Government officials said ministers in charge of the economy and senior advisers are expected to attend the 7:30 p.m. meeting at the presidential palace in Ankara. On Thursday, the central bank is to hold its monthly rates meeting, and a growing number of economists expect the first rate rise in almost three years.
The lira, which depreciated 9 percent against the dollar this month, initially bounced higher after Wednesday’s meeting was announced before extending losses. The currency traded 0.4 percent weaker at 3.3965 per dollar at 1 p.m. in Istanbul. Yields on two-year sovereign lira debt jumped by the most since July, to 10.66 percent, and 10-year yields rose 9 basis points to 11.23 percent, highest on a closing basis since January.
Some investors are predicting that the central bank may defy calls from Erdogan and other politicians who have advocated lower interest rates to boost a flagging economy. Seven of 24 analysts surveyed by Bloomberg predict that the central bank will end its easing cycle and raise the main one-week repo rate on Thursday. The median forecast is that the bank will keep all three of its main interest rates on hold.
Even a rate hike "would be unlikely to calm the volatility in the lira," Istanbul-based brokerage Deniz Invest said in its morning note.
JPMorgan Chase & Co. said Wednesday that the lira was its highest conviction regional short trade, citing factors including rising political risk before an expected referendum next year on increasing Erdogan’s powers, and Turkey’s vulnerability to higher U.S. yields. The currency will probably weaken to 3.50 per dollar by year-end and to 3.65 by the end of 2017, analysts including Anezka Christovova said in the report.

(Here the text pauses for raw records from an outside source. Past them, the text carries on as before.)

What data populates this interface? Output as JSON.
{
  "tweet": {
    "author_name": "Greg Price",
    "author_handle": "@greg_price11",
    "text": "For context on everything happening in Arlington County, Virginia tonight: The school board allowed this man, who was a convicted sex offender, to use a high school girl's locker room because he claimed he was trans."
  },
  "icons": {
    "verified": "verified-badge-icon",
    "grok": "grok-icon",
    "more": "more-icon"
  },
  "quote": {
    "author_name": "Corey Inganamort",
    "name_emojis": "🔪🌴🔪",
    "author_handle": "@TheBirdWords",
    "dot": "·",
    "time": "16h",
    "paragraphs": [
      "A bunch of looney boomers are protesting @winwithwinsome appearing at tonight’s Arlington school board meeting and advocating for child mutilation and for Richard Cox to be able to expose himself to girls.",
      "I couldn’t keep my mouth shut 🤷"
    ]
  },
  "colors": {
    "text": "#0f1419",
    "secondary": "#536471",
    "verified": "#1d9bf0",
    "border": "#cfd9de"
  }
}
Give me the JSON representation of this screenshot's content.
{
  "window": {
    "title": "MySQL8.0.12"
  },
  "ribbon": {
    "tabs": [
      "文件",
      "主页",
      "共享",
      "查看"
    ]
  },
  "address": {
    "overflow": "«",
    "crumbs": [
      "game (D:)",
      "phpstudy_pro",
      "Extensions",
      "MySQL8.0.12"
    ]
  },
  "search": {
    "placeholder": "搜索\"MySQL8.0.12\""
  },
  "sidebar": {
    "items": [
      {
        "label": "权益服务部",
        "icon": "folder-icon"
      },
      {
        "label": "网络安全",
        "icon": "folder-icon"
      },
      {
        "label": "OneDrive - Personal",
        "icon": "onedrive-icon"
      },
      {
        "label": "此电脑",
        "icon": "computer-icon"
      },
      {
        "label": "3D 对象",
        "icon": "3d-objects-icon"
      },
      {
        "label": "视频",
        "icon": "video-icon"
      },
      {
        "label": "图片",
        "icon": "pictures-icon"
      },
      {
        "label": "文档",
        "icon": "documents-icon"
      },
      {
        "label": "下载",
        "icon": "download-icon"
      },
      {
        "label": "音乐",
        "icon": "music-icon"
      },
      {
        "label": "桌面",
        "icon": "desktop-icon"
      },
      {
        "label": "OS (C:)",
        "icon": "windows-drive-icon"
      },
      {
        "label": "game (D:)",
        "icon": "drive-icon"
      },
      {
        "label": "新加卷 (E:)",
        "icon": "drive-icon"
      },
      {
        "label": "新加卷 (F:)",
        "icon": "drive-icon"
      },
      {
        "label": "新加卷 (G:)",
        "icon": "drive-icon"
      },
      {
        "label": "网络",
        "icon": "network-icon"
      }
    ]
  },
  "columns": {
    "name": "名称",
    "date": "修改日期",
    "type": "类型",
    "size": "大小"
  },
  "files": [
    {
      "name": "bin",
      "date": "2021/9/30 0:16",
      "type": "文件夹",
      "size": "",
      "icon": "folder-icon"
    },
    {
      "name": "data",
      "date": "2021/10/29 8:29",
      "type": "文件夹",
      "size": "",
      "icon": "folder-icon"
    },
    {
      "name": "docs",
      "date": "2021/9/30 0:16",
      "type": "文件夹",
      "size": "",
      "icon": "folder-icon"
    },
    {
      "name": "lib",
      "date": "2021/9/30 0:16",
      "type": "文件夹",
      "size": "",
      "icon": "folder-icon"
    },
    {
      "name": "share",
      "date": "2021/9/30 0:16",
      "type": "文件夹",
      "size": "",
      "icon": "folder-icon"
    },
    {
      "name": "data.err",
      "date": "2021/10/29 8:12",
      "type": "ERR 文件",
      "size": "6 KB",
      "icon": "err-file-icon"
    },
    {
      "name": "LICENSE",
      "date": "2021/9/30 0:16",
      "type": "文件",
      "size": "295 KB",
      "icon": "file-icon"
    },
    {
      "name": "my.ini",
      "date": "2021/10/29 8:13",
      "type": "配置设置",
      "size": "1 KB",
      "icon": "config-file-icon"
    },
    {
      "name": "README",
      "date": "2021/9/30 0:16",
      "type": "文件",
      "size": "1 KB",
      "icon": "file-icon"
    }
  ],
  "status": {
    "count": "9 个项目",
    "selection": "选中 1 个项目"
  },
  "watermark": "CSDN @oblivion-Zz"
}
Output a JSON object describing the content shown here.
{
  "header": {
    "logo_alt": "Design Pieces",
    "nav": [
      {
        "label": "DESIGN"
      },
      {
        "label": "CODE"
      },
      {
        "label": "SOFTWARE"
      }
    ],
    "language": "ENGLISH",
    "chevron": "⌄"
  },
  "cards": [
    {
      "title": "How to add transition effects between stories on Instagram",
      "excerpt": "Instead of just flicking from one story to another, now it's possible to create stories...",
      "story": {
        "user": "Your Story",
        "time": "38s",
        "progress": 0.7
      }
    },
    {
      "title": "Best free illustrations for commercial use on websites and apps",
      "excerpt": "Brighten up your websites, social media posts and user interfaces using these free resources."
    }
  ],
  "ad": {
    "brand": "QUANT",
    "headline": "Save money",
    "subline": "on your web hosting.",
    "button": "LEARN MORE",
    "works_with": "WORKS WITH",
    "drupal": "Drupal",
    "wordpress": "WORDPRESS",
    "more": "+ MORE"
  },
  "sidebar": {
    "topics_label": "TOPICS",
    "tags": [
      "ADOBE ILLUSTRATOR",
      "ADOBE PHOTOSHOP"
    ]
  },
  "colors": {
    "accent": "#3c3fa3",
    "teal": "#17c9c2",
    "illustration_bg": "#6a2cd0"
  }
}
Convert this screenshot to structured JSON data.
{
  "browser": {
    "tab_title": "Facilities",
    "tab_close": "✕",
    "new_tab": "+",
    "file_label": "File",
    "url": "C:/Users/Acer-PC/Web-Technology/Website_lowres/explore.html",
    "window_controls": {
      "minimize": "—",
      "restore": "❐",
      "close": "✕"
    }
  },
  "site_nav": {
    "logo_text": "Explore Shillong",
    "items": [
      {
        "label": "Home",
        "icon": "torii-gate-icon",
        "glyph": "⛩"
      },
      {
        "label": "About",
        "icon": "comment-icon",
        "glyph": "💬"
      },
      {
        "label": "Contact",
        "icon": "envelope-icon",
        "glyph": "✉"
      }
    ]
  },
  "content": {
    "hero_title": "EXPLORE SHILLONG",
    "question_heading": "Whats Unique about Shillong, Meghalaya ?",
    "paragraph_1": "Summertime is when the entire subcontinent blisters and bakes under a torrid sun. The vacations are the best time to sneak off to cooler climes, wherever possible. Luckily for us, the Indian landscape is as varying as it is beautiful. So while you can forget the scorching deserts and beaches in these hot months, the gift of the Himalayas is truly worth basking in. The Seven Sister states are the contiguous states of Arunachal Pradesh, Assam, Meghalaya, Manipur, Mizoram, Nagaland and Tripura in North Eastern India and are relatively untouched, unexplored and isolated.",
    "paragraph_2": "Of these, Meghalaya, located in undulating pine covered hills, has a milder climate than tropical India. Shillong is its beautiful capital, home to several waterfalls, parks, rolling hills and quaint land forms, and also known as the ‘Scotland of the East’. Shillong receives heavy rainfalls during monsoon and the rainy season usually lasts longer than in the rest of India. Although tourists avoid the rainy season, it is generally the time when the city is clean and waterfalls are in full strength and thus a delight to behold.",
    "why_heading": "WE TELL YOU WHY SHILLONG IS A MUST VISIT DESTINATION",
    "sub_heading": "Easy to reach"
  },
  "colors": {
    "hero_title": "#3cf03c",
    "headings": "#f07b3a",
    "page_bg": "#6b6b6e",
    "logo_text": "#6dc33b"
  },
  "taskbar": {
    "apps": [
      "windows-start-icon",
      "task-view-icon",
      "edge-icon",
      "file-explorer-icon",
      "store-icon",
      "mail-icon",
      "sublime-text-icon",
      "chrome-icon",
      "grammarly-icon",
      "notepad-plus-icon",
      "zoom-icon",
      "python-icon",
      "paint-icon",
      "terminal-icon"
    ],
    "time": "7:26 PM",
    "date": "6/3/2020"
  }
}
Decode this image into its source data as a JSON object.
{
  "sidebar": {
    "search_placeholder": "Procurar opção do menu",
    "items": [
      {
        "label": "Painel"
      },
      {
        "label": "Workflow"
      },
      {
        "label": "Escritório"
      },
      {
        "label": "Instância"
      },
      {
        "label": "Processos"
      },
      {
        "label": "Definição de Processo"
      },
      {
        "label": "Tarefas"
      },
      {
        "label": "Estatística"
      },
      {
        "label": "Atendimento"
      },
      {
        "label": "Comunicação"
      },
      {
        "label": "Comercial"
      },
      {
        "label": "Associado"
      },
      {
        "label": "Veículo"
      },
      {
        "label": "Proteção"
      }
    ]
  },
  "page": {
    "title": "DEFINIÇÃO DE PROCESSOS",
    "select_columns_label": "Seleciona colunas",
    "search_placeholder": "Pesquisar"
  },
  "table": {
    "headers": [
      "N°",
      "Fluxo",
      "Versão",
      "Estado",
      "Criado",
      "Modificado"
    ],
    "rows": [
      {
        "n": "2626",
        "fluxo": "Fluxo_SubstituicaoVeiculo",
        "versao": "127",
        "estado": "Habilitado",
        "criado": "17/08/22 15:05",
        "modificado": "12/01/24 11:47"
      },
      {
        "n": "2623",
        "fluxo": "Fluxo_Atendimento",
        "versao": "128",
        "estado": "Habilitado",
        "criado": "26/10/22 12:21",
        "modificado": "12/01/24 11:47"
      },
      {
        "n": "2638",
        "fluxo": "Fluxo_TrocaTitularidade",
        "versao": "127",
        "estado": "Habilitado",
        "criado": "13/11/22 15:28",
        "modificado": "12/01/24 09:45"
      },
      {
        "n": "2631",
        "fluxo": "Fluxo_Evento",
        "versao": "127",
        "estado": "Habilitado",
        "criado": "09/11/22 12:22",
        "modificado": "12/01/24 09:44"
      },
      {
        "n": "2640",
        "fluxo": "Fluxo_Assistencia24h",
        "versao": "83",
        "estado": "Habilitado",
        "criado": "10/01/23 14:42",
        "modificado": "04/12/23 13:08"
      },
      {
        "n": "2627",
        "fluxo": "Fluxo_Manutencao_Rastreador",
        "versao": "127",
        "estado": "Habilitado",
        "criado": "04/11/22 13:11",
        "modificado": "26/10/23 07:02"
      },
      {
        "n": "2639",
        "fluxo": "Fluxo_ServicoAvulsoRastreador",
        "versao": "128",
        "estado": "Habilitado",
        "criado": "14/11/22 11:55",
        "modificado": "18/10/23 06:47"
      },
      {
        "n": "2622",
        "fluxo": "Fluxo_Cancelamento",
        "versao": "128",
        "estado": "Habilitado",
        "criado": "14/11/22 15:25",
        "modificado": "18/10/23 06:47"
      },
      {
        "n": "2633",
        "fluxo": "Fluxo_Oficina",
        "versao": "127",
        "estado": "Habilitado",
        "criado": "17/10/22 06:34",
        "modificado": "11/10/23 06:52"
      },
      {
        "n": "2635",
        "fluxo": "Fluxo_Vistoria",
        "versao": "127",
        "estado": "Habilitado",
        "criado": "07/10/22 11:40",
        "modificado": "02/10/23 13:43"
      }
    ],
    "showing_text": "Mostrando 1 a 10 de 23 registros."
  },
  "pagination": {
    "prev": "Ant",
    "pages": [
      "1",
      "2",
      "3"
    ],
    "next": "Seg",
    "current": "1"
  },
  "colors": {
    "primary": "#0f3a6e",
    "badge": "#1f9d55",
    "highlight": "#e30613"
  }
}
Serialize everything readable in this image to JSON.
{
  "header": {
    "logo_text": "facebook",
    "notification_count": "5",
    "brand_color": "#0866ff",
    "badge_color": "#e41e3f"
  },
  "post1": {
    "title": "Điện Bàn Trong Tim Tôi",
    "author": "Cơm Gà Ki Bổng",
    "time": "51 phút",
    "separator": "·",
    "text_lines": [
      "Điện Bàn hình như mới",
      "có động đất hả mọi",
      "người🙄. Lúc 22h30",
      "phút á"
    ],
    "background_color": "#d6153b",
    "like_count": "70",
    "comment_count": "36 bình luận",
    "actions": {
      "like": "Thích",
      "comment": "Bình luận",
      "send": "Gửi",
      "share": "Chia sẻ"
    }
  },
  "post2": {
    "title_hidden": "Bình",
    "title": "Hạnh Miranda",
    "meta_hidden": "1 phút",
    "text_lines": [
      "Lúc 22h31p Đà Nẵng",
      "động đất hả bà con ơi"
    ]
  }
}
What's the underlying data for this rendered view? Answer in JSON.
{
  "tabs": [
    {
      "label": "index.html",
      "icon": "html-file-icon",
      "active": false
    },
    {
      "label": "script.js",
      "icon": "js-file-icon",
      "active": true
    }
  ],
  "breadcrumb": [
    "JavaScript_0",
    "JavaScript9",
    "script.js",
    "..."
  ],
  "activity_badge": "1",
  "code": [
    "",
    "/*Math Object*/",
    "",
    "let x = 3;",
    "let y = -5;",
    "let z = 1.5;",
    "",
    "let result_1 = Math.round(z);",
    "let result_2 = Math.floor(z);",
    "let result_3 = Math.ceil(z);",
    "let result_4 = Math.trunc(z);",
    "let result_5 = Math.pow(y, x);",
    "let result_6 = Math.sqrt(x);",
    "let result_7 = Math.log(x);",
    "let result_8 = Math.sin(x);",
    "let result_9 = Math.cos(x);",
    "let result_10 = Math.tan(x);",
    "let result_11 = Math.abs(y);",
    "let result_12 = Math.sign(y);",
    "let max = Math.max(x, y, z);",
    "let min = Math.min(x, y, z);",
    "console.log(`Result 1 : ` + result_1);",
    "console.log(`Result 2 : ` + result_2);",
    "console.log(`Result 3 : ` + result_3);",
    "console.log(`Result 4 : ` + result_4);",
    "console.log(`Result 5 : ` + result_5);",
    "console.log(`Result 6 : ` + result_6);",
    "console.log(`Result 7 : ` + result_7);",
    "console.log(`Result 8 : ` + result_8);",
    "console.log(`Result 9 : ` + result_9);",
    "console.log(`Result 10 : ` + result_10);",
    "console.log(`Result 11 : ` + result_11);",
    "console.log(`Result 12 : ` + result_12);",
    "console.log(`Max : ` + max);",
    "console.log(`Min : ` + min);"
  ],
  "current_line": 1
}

Expectations of higher interest rates in the the U.S., combined with an emerging market sell-off since Donald Trump’s election victory on Nov. 8, have made the lira the second-worst performing major currency tracked by Bloomberg in the period.